The Farakka Barrage, an apparent point of contention for India-Bangladesh transboundary water relations, is now emerging as an inter-state water dispute with aggravated Bihar floods being attributed to the backwater flows due to excessive sedimentation in the upstream of the barrage. The barrage, located in West Bengal, roughly 16.5 km from the border with Bangladesh, was planned to enhance the flow of the Bhagirathi-Hooghly branch to resuscitate the port at Kolkata. Though the 1996 Ganges Treaty between Bangladesh and India on water release from the Farakka seems to be working well, the interstate concern arises as West Bengal seems to be an unintended beneficiary of the project: The water diversion through Hooghly channel has improved water security in large parts of non-tidal West Bengal including Kolkata.

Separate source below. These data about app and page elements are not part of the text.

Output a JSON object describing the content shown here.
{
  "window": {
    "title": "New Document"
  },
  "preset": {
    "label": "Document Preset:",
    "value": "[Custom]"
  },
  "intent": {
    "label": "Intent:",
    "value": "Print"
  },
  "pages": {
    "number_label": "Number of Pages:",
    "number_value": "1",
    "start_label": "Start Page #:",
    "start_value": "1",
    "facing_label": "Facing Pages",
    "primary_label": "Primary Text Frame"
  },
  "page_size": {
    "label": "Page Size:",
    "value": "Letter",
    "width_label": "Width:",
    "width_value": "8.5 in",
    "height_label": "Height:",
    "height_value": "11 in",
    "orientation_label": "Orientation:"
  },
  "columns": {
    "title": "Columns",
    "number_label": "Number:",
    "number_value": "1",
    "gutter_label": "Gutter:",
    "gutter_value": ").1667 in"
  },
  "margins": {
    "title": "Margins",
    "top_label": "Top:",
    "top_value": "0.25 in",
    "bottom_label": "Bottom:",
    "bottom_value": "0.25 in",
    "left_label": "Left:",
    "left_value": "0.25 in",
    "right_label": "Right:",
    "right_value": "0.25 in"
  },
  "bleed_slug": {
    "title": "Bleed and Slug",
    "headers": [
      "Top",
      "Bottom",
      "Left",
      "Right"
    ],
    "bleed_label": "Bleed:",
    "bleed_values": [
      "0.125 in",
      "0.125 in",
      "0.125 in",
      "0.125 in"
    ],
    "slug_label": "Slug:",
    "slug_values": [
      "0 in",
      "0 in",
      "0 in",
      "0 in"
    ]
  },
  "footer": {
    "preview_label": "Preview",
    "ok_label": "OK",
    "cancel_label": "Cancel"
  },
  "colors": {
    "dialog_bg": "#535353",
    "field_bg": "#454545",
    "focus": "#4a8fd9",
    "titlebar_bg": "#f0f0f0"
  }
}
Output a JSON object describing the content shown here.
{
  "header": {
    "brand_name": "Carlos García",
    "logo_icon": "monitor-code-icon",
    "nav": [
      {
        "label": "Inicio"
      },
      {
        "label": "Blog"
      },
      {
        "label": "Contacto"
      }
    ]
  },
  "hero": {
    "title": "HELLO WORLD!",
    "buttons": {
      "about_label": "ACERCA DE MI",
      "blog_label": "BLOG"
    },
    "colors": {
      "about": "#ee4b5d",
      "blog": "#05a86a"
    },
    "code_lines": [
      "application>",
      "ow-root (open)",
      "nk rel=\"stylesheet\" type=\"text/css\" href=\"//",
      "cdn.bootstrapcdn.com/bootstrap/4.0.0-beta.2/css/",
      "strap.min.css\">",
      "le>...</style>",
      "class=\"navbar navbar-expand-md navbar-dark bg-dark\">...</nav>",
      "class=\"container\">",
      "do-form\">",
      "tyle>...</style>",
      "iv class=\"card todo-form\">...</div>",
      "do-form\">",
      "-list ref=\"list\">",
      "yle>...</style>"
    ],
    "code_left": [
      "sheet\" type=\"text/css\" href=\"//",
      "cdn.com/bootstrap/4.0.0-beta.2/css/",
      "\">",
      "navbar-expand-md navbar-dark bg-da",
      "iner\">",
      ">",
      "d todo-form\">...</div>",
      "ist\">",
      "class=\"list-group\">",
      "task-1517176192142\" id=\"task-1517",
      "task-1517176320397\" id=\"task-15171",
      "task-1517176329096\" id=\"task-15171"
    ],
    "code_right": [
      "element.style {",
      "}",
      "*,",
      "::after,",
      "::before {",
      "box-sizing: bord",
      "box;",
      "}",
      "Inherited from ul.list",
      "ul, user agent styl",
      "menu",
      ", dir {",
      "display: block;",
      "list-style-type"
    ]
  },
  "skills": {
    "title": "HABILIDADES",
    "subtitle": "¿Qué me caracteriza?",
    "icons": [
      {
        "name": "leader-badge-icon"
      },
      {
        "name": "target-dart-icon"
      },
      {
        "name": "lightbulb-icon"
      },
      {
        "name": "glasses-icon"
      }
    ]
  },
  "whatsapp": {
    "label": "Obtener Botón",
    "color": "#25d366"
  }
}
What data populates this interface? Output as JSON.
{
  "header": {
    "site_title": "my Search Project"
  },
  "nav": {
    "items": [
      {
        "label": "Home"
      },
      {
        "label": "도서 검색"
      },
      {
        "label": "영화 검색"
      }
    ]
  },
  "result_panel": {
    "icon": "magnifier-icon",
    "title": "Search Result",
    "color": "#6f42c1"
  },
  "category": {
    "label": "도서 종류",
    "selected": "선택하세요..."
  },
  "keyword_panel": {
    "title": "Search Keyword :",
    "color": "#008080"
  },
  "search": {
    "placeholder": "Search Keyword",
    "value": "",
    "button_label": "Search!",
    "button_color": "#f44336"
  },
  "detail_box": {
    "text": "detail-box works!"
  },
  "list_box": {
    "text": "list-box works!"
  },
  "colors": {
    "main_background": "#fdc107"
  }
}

Meanwhile, Bangladesh has been demanding 50 per cent of the dry season flows of the Teesta river, a tributary of the Brahmaputra. Substantial low flow has affected farmers and fishermen in Bangladesh. The West Bengal CM has objected to sharing the Teesta' waters citing scarcity, though there are enough indications that the Indian and Bangladesh governments want the agreement to be worked out.
These two cases elaborate the "two-level games" in water negotiations that the Indian government has been subjected to, at the international transboundary level between nations and at domestic level between the states or between the Centre and the state. These processes are characteristic of federal structures. While the two successive Modi governments have made conscious efforts to promote "competitive federalism" and "cooperative federalism" between states and Centre, water has increasingly and organically become a subject of "conflictual federalism". Meanwhile, there is the widespread perception that China, the upstream "hydro-hegemon" over the Brahmaputra (or Yarlung-Tsangpo), has been diverting its waters to India's detriment. This perception became widespread since the publication of Water: Asia's New Battleground by Brahma Chellaney, in 2011.
However, this has been challenged by me and my colleagues using more realistic hydrological and meteorological data which reveals that around 75 per cent to 85 per cent of the water flows, and the precipitation feeding the flow over the Brahmaputra, occur downstream much after the river gets formed by the flows of Dihang, Dibang and Lohit near Sadiya in Assam. Further, potentially utilisable water of the Brahmaputra is a fraction of the total renewable water resources. Largely, sediment formation happens after flow transcends the Himalayan crest-line and moves into the southern aspects.
There is the widespread perception that China - the upstream "hydro-hegemon" over the Brahmaputra - has been diverting its waters to India's detriment. (Photo: Reuters)
The China 'threat'
It needed a huge amount of data acquisition through efforts and analysis to refute the myth that Chinese intervention (whether true or not) can cause substantial damage to India and Bangladesh. Information and knowledge gaps are largely responsible for creating an environment of mistrust among riparians and the various stakeholders in the eastern Himalayan river systems. The root cause of the problem lies in classifying information on transboundary rivers, especially by the Indian government, which prevents independent and objective analysis and knowledge creation.
Flow data classification has resulted in various sources of knowledge gaps in the following domains: eco-hydrological knowledge on surface water systems and sediments on the ecosystem services and assessment of environmental flows; groundwater systems and institutional mechanisms for their sustainable use and protection; flood management; social dimensions of water systems use, local governance and water conflicts; diverse water demands; emerging technologies and practices of water systems management; and impact of global warming and climate change on water and food.
Knowledge is power
The mechanism of cloud bursts and flash floods is yet to be understood well, which makes it difficult understanding whether flood control structures in Nepal and/or Bihar over the Ganga's tributaries will be useful or not. The problems of hydropower in the Himalayas and the problems they cause to the broader ecosystem are yet to find mention in government documents and environmental impact assessments are allegedly incomplete.
Public perception is often based on presumptive linear logic and jingoism instead of holistic water science. The lack of information hurts hydro-politics in the region. So, we must conduct objective research in the areas that are of utmost relevance, and disseminate the findings at relevant corners.
Data must precede policy-level dialogue
Information in public domain and its right use by the scientific community can lead to a new trans-disciplinary research framework to enable a holistic basin-level governance approach, leading to peaceful hydro-politics, and address an apparent paradox in development thinking prevalent in the Ganga-Brahmaputra river systems: Ample water, ample poverty!